The above places are all bucket list destinations. Places I hope to go soon. All those years growing up and actually “reading” Playboy and GQ on travel and refinements was inspiring. Finding books on the ways of the Gentleman helped fuel my want of fashion, watches and cigars. Watching characters like James Bond travel the world, made me want to have my suits and shoes made in Savile Row, London. I long to go to Geneva, Switzerland where the Rolex is made. And it would be nirvana to smoke a freshly rolled cigar from my favorite brands straight from the factory and on their soil. Don’t you think so?

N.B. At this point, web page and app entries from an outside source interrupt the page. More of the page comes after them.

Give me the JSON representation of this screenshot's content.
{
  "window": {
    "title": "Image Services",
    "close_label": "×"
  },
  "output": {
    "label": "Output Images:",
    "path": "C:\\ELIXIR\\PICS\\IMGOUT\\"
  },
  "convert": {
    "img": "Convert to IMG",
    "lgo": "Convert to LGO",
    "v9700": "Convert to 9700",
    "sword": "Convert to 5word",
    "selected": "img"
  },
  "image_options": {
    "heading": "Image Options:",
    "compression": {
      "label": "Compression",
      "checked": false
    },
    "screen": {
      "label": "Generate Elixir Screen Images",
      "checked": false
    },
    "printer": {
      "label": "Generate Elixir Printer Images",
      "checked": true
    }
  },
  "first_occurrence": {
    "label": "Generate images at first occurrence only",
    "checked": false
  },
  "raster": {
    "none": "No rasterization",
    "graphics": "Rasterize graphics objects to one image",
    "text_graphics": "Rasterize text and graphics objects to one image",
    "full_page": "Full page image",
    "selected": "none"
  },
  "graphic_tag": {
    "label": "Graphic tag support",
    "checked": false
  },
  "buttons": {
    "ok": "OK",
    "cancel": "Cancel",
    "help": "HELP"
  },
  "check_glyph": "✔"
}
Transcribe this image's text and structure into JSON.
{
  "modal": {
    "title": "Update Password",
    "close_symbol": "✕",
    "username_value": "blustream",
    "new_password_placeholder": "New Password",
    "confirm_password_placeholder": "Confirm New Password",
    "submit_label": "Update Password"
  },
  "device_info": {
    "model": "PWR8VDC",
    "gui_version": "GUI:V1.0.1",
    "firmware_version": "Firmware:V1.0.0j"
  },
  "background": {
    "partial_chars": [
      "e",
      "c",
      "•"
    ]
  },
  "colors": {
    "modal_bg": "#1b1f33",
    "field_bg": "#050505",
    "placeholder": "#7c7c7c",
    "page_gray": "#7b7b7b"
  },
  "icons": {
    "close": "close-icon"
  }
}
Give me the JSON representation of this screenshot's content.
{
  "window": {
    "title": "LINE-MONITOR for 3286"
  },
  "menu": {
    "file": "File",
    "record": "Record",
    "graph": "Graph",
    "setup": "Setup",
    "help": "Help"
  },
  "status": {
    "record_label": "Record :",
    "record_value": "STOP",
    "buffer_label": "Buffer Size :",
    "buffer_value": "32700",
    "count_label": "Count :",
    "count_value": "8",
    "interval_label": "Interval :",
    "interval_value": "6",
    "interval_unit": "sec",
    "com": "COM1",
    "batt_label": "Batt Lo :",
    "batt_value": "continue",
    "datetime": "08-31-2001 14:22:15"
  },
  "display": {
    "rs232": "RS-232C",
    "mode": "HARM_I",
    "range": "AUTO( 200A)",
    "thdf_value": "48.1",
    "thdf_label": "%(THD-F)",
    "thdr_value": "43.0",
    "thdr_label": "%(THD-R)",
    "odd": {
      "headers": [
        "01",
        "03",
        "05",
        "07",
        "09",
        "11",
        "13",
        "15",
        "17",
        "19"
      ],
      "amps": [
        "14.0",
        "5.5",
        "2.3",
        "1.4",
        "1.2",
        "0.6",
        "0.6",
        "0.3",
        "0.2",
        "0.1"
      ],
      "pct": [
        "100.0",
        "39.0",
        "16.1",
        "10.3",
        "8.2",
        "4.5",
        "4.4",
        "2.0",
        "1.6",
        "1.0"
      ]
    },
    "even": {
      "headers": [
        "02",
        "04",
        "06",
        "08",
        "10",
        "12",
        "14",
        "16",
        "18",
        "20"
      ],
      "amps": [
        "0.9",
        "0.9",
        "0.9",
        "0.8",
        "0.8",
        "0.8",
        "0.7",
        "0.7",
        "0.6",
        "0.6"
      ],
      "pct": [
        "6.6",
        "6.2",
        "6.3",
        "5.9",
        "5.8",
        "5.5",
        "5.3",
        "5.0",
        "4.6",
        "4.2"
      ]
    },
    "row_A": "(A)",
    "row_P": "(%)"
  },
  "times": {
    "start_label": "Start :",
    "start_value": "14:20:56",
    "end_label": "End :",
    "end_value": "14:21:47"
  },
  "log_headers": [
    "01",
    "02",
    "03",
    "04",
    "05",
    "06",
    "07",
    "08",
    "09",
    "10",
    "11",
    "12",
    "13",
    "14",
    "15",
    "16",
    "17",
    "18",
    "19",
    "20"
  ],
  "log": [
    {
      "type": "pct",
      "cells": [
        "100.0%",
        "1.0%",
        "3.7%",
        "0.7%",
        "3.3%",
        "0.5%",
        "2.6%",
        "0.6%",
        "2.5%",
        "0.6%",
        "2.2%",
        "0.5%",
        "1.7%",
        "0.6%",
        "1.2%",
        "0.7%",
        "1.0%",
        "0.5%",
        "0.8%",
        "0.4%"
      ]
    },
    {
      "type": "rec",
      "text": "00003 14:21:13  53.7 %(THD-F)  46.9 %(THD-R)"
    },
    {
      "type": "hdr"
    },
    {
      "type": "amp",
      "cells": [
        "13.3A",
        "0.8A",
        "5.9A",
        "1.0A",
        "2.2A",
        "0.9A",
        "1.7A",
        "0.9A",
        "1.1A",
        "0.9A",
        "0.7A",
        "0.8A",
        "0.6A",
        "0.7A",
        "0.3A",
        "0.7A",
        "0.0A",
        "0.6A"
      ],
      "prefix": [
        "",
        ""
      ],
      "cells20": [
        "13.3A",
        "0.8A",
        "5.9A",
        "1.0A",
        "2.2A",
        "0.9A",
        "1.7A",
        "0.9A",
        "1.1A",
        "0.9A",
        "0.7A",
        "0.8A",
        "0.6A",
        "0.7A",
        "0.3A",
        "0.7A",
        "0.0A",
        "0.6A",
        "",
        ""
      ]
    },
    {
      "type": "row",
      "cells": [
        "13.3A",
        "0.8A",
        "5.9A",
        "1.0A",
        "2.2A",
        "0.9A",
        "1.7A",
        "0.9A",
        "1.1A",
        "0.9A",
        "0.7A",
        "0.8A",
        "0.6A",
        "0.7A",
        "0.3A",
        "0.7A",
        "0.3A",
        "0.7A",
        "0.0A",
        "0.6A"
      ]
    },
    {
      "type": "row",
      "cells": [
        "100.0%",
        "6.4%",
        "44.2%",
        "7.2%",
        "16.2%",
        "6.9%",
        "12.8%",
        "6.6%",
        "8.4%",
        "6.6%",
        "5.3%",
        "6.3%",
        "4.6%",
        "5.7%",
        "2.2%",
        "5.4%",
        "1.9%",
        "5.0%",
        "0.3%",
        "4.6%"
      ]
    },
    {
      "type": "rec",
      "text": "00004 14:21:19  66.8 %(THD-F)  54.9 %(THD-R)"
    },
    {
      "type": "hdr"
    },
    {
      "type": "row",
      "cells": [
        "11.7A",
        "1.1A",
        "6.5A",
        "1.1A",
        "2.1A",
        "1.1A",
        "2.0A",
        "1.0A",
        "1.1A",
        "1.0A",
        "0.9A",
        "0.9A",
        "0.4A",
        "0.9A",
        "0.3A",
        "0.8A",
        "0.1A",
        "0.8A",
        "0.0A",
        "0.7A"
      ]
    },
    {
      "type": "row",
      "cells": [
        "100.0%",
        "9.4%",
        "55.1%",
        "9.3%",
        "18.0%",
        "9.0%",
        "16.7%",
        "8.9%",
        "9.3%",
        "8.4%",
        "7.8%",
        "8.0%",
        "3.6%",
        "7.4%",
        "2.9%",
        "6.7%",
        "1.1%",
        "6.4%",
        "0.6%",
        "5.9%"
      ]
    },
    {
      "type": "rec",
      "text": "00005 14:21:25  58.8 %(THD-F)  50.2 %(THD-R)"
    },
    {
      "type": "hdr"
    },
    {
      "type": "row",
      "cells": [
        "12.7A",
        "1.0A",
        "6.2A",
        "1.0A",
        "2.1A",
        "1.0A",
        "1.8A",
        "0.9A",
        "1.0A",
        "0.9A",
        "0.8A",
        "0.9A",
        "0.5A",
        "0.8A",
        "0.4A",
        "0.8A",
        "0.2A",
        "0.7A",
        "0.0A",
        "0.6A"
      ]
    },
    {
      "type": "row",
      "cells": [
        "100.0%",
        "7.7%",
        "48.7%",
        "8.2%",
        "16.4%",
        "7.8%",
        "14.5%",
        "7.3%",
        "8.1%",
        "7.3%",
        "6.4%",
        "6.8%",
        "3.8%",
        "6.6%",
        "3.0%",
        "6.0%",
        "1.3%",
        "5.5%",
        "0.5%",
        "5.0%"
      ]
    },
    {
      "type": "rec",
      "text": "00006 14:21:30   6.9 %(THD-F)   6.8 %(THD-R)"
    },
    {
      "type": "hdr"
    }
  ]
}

-Lance Oliver Keeble-
*Note: Some of the general information above comes from Wikipedia and the websites of each brand.
Lance Oliver Keeble is an American Author whom at a very young age, fell in love with Art, Music, Acting, Writing and American Football. He participated in all of those activities throughout his young life. He has been a firefighter for 33 years.
He has been in bands, acted in plays, commercials and continuously practices his prose writing lyrics, poetry, and short stories.
Lance is a fan of Horror, Sci-Fi, Fantasy, Action, Thriller, Comic books, Graphic Novels & an avid collector. He has an eclectic taste that reflects in his style of writing.
Lance has published poetry and short stories in many anthologies & a superhero comic strip in several magazines. Lance is currently a blogger for GEMR. He is working on a comic book and looking to publish prequel to his novel Globes Disease. He’s also hoping to publish a children’s book one day in the near future.
Lance Oliver Keeble was born and continues to live in Los Angeles with his wife and daughter. Lance is a Father of 7 and a Grandfather of 4.
Lance Oliver Keeble
“Do you have it?"